[Available data Boundary: Start]

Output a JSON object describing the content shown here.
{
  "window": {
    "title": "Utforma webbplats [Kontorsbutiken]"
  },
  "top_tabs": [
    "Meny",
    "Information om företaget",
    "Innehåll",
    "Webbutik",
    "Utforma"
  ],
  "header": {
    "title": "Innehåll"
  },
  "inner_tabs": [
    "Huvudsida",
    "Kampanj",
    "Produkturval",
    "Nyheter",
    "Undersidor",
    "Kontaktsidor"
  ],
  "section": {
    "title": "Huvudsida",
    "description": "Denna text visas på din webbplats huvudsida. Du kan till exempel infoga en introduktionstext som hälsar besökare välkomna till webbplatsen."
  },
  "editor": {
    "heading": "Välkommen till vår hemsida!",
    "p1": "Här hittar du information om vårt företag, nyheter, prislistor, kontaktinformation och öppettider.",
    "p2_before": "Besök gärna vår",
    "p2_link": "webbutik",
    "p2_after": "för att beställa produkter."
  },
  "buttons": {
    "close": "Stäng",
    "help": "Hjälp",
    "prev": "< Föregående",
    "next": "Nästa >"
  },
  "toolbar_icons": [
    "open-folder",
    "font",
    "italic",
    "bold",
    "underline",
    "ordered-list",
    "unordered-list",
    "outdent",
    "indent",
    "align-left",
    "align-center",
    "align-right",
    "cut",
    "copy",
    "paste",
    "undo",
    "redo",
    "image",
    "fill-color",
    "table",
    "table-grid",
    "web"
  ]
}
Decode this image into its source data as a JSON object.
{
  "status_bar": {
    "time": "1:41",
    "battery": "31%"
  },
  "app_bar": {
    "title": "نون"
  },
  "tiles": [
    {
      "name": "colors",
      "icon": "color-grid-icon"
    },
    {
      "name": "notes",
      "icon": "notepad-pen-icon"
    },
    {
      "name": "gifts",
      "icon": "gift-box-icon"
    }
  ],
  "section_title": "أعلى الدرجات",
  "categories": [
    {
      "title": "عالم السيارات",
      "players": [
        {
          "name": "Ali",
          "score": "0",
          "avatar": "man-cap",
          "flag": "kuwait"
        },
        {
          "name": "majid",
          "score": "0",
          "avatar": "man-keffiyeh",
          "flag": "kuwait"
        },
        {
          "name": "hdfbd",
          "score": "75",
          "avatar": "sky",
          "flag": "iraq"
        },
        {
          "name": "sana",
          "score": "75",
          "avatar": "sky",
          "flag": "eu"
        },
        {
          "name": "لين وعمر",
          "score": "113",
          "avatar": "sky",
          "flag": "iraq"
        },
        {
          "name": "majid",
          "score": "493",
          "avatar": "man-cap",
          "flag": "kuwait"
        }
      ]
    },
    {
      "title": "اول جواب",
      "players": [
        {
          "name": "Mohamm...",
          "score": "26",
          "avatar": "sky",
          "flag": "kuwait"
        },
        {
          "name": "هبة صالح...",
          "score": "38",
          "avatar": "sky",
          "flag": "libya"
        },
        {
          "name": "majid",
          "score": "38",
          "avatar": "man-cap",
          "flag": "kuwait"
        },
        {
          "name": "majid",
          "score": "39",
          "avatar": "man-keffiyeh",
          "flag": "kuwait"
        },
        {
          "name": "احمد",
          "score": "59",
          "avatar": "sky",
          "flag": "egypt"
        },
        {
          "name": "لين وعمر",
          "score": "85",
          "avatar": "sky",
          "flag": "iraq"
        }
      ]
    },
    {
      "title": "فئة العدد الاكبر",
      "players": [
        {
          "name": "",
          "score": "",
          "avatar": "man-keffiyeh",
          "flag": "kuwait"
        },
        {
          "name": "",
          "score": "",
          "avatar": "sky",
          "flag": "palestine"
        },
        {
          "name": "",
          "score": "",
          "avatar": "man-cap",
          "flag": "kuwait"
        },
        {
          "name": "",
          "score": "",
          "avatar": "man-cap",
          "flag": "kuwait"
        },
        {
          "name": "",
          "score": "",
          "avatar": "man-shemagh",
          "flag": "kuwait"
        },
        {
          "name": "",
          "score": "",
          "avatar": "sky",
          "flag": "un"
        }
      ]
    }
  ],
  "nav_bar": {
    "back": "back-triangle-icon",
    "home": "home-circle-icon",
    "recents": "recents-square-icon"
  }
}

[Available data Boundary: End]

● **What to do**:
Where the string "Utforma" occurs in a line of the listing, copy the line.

● **Answer to this task**:
    "title": "Utforma webbplats [Kontorsbutiken]"
    "Utforma"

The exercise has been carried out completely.